It looks like you're using an Ad Blocker.
Please white-list or disable AboveTopSecret.com in your ad-blocking tool.
Some features of ATS will be disabled while you continue to use an ad-blocker.
originally posted by: PatriotGames4u
originally posted by: alldaylong
originally posted by: Xcalibur254
a reply to: vNex92
No. Russia found out they wouldn't get special privileges so they withdrew their application.
Never trust a former KGB man. Never.
Why does everyone keep saying 'former'?
originally posted by: carewemust
It would have been better/smarter/cleaner to have Zelensky removed/replaced, without all the human suffering.
Finland and Sweden have brushed off warnings from neighboring Russia that their possible joining of NATO would trigger “serious military-political consequences” from Moscow for the two countries.
Turkish President Tayyip Erdogan didn't tell Ukrainian President Volodymyr Zelensky in a telephone call that Turkey would close the Bosphorus and Dardanelles straits to Russian warships, a senior Turkish official told Middle East Eye on Saturday. "President Erdogan didn't promise to close the straits," the official, who is directly familiar with the call, said. "Turkey hasn't made a decision to close the straits to Russian ships yet."
originally posted by: Ohanka
Oh no! Sanctions on electronic products! Now Russia can’t buy them! They’re doomed.
Except they’re all made in China, so…. Yup, definitely thought that one through.
Real sub-60 IQ decisions coming out of the West.
U.S. chip heavyweights include Nvidia, Intel, AMD and GlobalFoundries, while European chipmakers include the likes of Infineon and STMicro. There’s also TSMC and Samsung in Taiwan and South Korea respectively.
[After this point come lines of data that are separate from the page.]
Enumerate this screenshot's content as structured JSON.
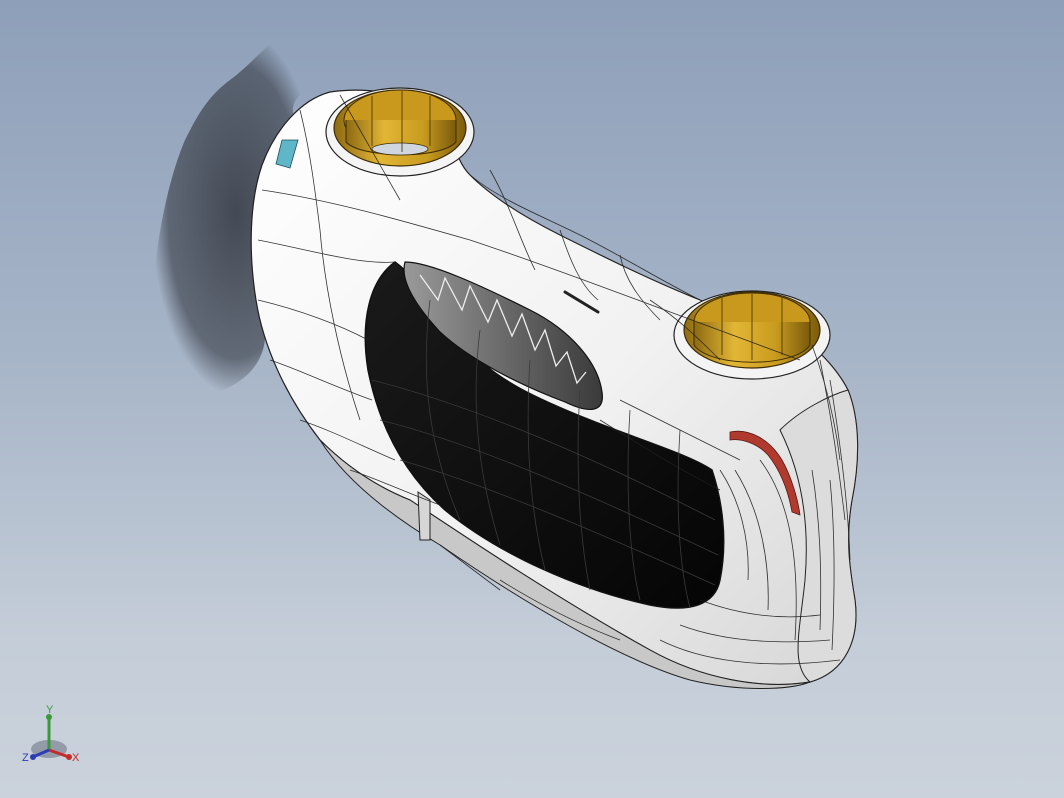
{
  "viewport": {
    "background_top": "#8e9fb9",
    "background_bottom": "#cbd2dc",
    "model": {
      "body_color": "#f4f4f4",
      "window_color": "#0b0b0b",
      "bushing_color": "#c79a1f",
      "accent_red": "#b03a2e",
      "accent_blue": "#5fb6c9",
      "shadow_color": "#3a3f48"
    }
  },
  "triad": {
    "y_label": "Y",
    "z_label": "Z",
    "x_label": "X",
    "y_color": "#3a9a3a",
    "z_color": "#2b3fb5",
    "x_color": "#c42b2b"
  }
}
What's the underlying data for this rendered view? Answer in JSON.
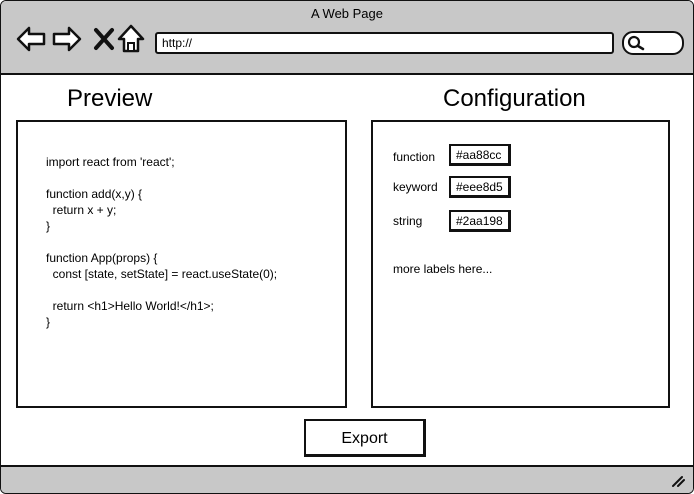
{
  "browser": {
    "title": "A Web Page",
    "url": "http://",
    "icons": [
      "back-arrow-icon",
      "forward-arrow-icon",
      "close-x-icon",
      "home-icon",
      "search-icon",
      "resize-grip-icon"
    ]
  },
  "preview": {
    "heading": "Preview",
    "code": "import react from 'react';\n\nfunction add(x,y) {\n  return x + y;\n}\n\nfunction App(props) {\n  const [state, setState] = react.useState(0);\n\n  return <h1>Hello World!</h1>;\n}"
  },
  "configuration": {
    "heading": "Configuration",
    "items": [
      {
        "label": "function",
        "value": "#aa88cc"
      },
      {
        "label": "keyword",
        "value": "#eee8d5"
      },
      {
        "label": "string",
        "value": "#2aa198"
      }
    ],
    "more": "more labels here..."
  },
  "actions": {
    "export_label": "Export"
  },
  "colors": {
    "chrome": "#c8c8c8",
    "background": "#ffffff",
    "stroke": "#111111"
  }
}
If Russia was unable to use products made by these companies, it may be forced to turn to Chinese chipmakers like SMIC, whose semiconductors lag behind the most advanced chips in the world.
originally posted by: andy06shake
They are showing the public how to make Petrol Bombs with Styrofoam
Turkey today appeared to be shutting the door on Ukraine’s request to block Russian ship moves in the Bosphorus and other parts of the Turkish Straits on Friday.
Even if Turkey decided to invoke the relevant clauses in the Montreux treaty, the international instrument that governs ship traffic through the Straits, Russian warships would have the right to pass the Bosphorus once, on a final one-way voyage back to their Black Sea bases, Turkey’s foreign minister Mevlut Cavusoglu told reporters on Friday.
At the moment it isn’t even clear if the conflict in Ukraine formally qualifies as a war that would allow Turkey to take such a step and Turkish legal experts are currently pouring over the matter, wire reports cited the foreign minister as saying.